### Exercise directions
Each line of the data must reappear exactly in your answer, with no images included.

• • •

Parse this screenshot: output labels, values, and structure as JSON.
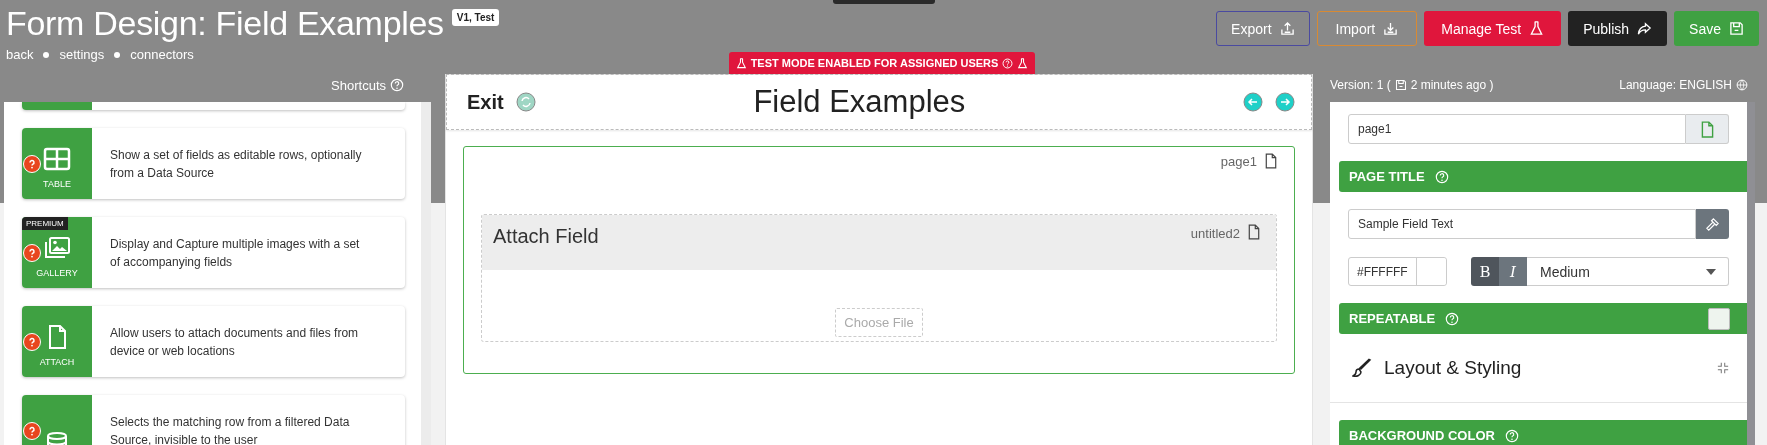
{
  "header": {
    "title": "Form Design: Field Examples",
    "badge": "V1, Test",
    "links": [
      "back",
      "settings",
      "connectors"
    ],
    "buttons": [
      {
        "label": "Export",
        "kind": "export"
      },
      {
        "label": "Import",
        "kind": "import"
      },
      {
        "label": "Manage Test",
        "kind": "test"
      },
      {
        "label": "Publish",
        "kind": "publish"
      },
      {
        "label": "Save",
        "kind": "save"
      }
    ]
  },
  "test_banner": "TEST MODE ENABLED FOR ASSIGNED USERS",
  "shortcuts": {
    "label": "Shortcuts",
    "items": [
      {
        "kind": "table",
        "label": "TABLE",
        "description": "Show a set of fields as editable rows, optionally from a Data Source"
      },
      {
        "kind": "gallery",
        "label": "GALLERY",
        "badge": "PREMIUM",
        "description": "Display and Capture multiple images with a set of accompanying fields"
      },
      {
        "kind": "attach",
        "label": "ATTACH",
        "description": "Allow users to attach documents and files from device or web locations"
      },
      {
        "kind": "data",
        "description": "Selects the matching row from a filtered Data Source, invisible to the user"
      }
    ]
  },
  "canvas": {
    "exit": "Exit",
    "title": "Field Examples",
    "page": {
      "name": "page1",
      "field": {
        "title": "Attach Field",
        "name": "untitled2",
        "button": "Choose File"
      }
    }
  },
  "properties": {
    "version": "Version: 1 (",
    "saved": "2 minutes ago )",
    "language": "Language: ENGLISH",
    "page_name": "page1",
    "page_title": {
      "label": "PAGE TITLE",
      "value": "Sample Field Text",
      "color": "#FFFFFF",
      "bold": true,
      "bold_label": "B",
      "italic": false,
      "italic_label": "I",
      "size": "Medium"
    },
    "repeatable": {
      "label": "REPEATABLE",
      "checked": false
    },
    "section": {
      "title": "Layout & Styling",
      "expanded": true
    },
    "background_color": {
      "label": "BACKGROUND COLOR"
    }
  }
}
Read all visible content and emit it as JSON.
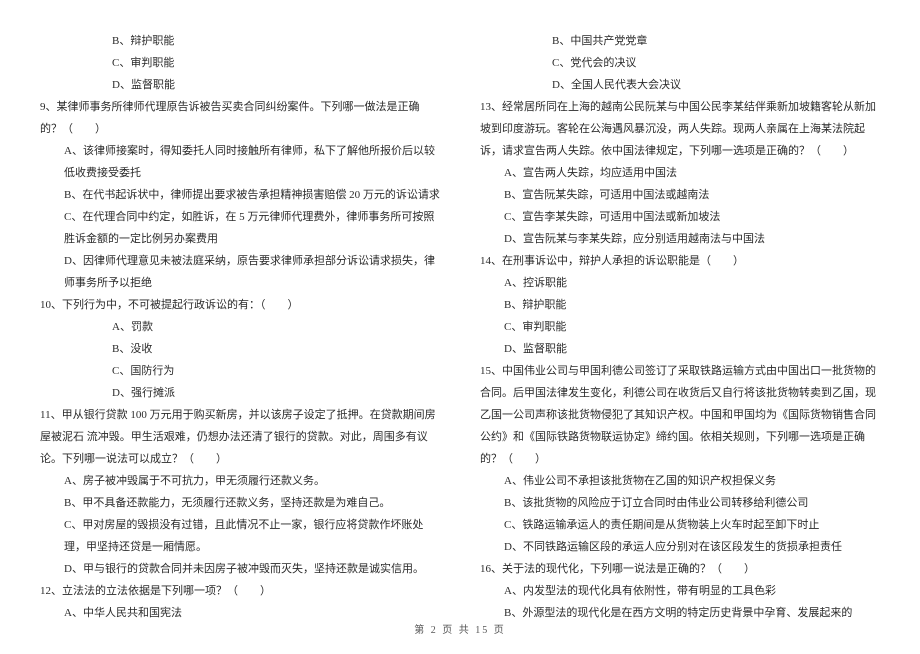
{
  "left": {
    "q8_opts_tail": [
      "B、辩护职能",
      "C、审判职能",
      "D、监督职能"
    ],
    "q9": {
      "stem": "9、某律师事务所律师代理原告诉被告买卖合同纠纷案件。下列哪一做法是正确的？（　　）",
      "opts": [
        "A、该律师接案时，得知委托人同时接触所有律师，私下了解他所报价后以较低收费接受委托",
        "B、在代书起诉状中，律师提出要求被告承担精神损害赔偿 20 万元的诉讼请求",
        "C、在代理合同中约定，如胜诉，在 5 万元律师代理费外，律师事务所可按照胜诉金额的一定比例另办案费用",
        "D、因律师代理意见未被法庭采纳，原告要求律师承担部分诉讼请求损失，律师事务所予以拒绝"
      ]
    },
    "q10": {
      "stem": "10、下列行为中，不可被提起行政诉讼的有：（　　）",
      "opts": [
        "A、罚款",
        "B、没收",
        "C、国防行为",
        "D、强行摊派"
      ]
    },
    "q11": {
      "stem1": "11、甲从银行贷款 100 万元用于购买新房，并以该房子设定了抵押。在贷款期间房屋被泥石 流冲毁。甲生活艰难，仍想办法还清了银行的贷款。对此，周围多有议论。下列哪一说法可以成立？（　　）",
      "opts": [
        "A、房子被冲毁属于不可抗力，甲无须履行还款义务。",
        "B、甲不具备还款能力，无须履行还款义务，坚持还款是为难自己。",
        "C、甲对房屋的毁损没有过错，且此情况不止一家，银行应将贷款作坏账处理，甲坚持还贷是一厢情愿。",
        "D、甲与银行的贷款合同并未因房子被冲毁而灭失，坚持还款是诚实信用。"
      ]
    },
    "q12": {
      "stem": "12、立法法的立法依据是下列哪一项？（　　）",
      "opts_head": [
        "A、中华人民共和国宪法"
      ]
    }
  },
  "right": {
    "q12_opts_tail": [
      "B、中国共产党党章",
      "C、党代会的决议",
      "D、全国人民代表大会决议"
    ],
    "q13": {
      "stem": "13、经常居所同在上海的越南公民阮某与中国公民李某结伴乘新加坡籍客轮从新加坡到印度游玩。客轮在公海遇风暴沉没，两人失踪。现两人亲属在上海某法院起诉，请求宣告两人失踪。依中国法律规定，下列哪一选项是正确的？（　　）",
      "opts": [
        "A、宣告两人失踪，均应适用中国法",
        "B、宣告阮某失踪，可适用中国法或越南法",
        "C、宣告李某失踪，可适用中国法或新加坡法",
        "D、宣告阮某与李某失踪，应分别适用越南法与中国法"
      ]
    },
    "q14": {
      "stem": "14、在刑事诉讼中，辩护人承担的诉讼职能是（　　）",
      "opts": [
        "A、控诉职能",
        "B、辩护职能",
        "C、审判职能",
        "D、监督职能"
      ]
    },
    "q15": {
      "stem": "15、中国伟业公司与甲国利德公司签订了采取铁路运输方式由中国出口一批货物的合同。后甲国法律发生变化，利德公司在收货后又自行将该批货物转卖到乙国，现乙国一公司声称该批货物侵犯了其知识产权。中国和甲国均为《国际货物销售合同公约》和《国际铁路货物联运协定》缔约国。依相关规则，下列哪一选项是正确的？（　　）",
      "opts": [
        "A、伟业公司不承担该批货物在乙国的知识产权担保义务",
        "B、该批货物的风险应于订立合同时由伟业公司转移给利德公司",
        "C、铁路运输承运人的责任期间是从货物装上火车时起至卸下时止",
        "D、不同铁路运输区段的承运人应分别对在该区段发生的货损承担责任"
      ]
    },
    "q16": {
      "stem": "16、关于法的现代化，下列哪一说法是正确的？（　　）",
      "opts_head": [
        "A、内发型法的现代化具有依附性，带有明显的工具色彩",
        "B、外源型法的现代化是在西方文明的特定历史背景中孕育、发展起来的"
      ]
    }
  },
  "footer": "第 2 页 共 15 页"
}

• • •

### Answer area
Parse this screenshot: output labels, values, and structure as JSON.
{
  "header": {
    "title": "Form Design: Field Examples",
    "badge": "V1, Test",
    "links": [
      "back",
      "settings",
      "connectors"
    ],
    "buttons": [
      {
        "label": "Export",
        "kind": "export"
      },
      {
        "label": "Import",
        "kind": "import"
      },
      {
        "label": "Manage Test",
        "kind": "test"
      },
      {
        "label": "Publish",
        "kind": "publish"
      },
      {
        "label": "Save",
        "kind": "save"
      }
    ]
  },
  "test_banner": "TEST MODE ENABLED FOR ASSIGNED USERS",
  "shortcuts": {
    "label": "Shortcuts",
    "items": [
      {
        "kind": "table",
        "label": "TABLE",
        "description": "Show a set of fields as editable rows, optionally from a Data Source"
      },
      {
        "kind": "gallery",
        "label": "GALLERY",
        "badge": "PREMIUM",
        "description": "Display and Capture multiple images with a set of accompanying fields"
      },
      {
        "kind": "attach",
        "label": "ATTACH",
        "description": "Allow users to attach documents and files from device or web locations"
      },
      {
        "kind": "data",
        "description": "Selects the matching row from a filtered Data Source, invisible to the user"
      }
    ]
  },
  "canvas": {
    "exit": "Exit",
    "title": "Field Examples",
    "page": {
      "name": "page1",
      "field": {
        "title": "Attach Field",
        "name": "untitled2",
        "button": "Choose File"
      }
    }
  },
  "properties": {
    "version": "Version: 1 (",
    "saved": "2 minutes ago )",
    "language": "Language: ENGLISH",
    "page_name": "page1",
    "page_title": {
      "label": "PAGE TITLE",
      "value": "Sample Field Text",
      "color": "#FFFFFF",
      "bold": true,
      "bold_label": "B",
      "italic": false,
      "italic_label": "I",
      "size": "Medium"
    },
    "repeatable": {
      "label": "REPEATABLE",
      "checked": false
    },
    "section": {
      "title": "Layout & Styling",
      "expanded": true
    },
    "background_color": {
      "label": "BACKGROUND COLOR"
    }
  }
}
Read all visible content and emit it as JSON.
{
  "left": {
    "q8_opts_tail": [
      "B、辩护职能",
      "C、审判职能",
      "D、监督职能"
    ],
    "q9": {
      "stem": "9、某律师事务所律师代理原告诉被告买卖合同纠纷案件。下列哪一做法是正确的？（　　）",
      "opts": [
        "A、该律师接案时，得知委托人同时接触所有律师，私下了解他所报价后以较低收费接受委托",
        "B、在代书起诉状中，律师提出要求被告承担精神损害赔偿 20 万元的诉讼请求",
        "C、在代理合同中约定，如胜诉，在 5 万元律师代理费外，律师事务所可按照胜诉金额的一定比例另办案费用",
        "D、因律师代理意见未被法庭采纳，原告要求律师承担部分诉讼请求损失，律师事务所予以拒绝"
      ]
    },
    "q10": {
      "stem": "10、下列行为中，不可被提起行政诉讼的有：（　　）",
      "opts": [
        "A、罚款",
        "B、没收",
        "C、国防行为",
        "D、强行摊派"
      ]
    },
    "q11": {
      "stem1": "11、甲从银行贷款 100 万元用于购买新房，并以该房子设定了抵押。在贷款期间房屋被泥石 流冲毁。甲生活艰难，仍想办法还清了银行的贷款。对此，周围多有议论。下列哪一说法可以成立？（　　）",
      "opts": [
        "A、房子被冲毁属于不可抗力，甲无须履行还款义务。",
        "B、甲不具备还款能力，无须履行还款义务，坚持还款是为难自己。",
        "C、甲对房屋的毁损没有过错，且此情况不止一家，银行应将贷款作坏账处理，甲坚持还贷是一厢情愿。",
        "D、甲与银行的贷款合同并未因房子被冲毁而灭失，坚持还款是诚实信用。"
      ]
    },
    "q12": {
      "stem": "12、立法法的立法依据是下列哪一项？（　　）",
      "opts_head": [
        "A、中华人民共和国宪法"
      ]
    }
  },
  "right": {
    "q12_opts_tail": [
      "B、中国共产党党章",
      "C、党代会的决议",
      "D、全国人民代表大会决议"
    ],
    "q13": {
      "stem": "13、经常居所同在上海的越南公民阮某与中国公民李某结伴乘新加坡籍客轮从新加坡到印度游玩。客轮在公海遇风暴沉没，两人失踪。现两人亲属在上海某法院起诉，请求宣告两人失踪。依中国法律规定，下列哪一选项是正确的？（　　）",
      "opts": [
        "A、宣告两人失踪，均应适用中国法",
        "B、宣告阮某失踪，可适用中国法或越南法",
        "C、宣告李某失踪，可适用中国法或新加坡法",
        "D、宣告阮某与李某失踪，应分别适用越南法与中国法"
      ]
    },
    "q14": {
      "stem": "14、在刑事诉讼中，辩护人承担的诉讼职能是（　　）",
      "opts": [
        "A、控诉职能",
        "B、辩护职能",
        "C、审判职能",
        "D、监督职能"
      ]
    },
    "q15": {
      "stem": "15、中国伟业公司与甲国利德公司签订了采取铁路运输方式由中国出口一批货物的合同。后甲国法律发生变化，利德公司在收货后又自行将该批货物转卖到乙国，现乙国一公司声称该批货物侵犯了其知识产权。中国和甲国均为《国际货物销售合同公约》和《国际铁路货物联运协定》缔约国。依相关规则，下列哪一选项是正确的？（　　）",
      "opts": [
        "A、伟业公司不承担该批货物在乙国的知识产权担保义务",
        "B、该批货物的风险应于订立合同时由伟业公司转移给利德公司",
        "C、铁路运输承运人的责任期间是从货物装上火车时起至卸下时止",
        "D、不同铁路运输区段的承运人应分别对在该区段发生的货损承担责任"
      ]
    },
    "q16": {
      "stem": "16、关于法的现代化，下列哪一说法是正确的？（　　）",
      "opts_head": [
        "A、内发型法的现代化具有依附性，带有明显的工具色彩",
        "B、外源型法的现代化是在西方文明的特定历史背景中孕育、发展起来的"
      ]
    }
  },
  "footer": "第 2 页 共 15 页"
}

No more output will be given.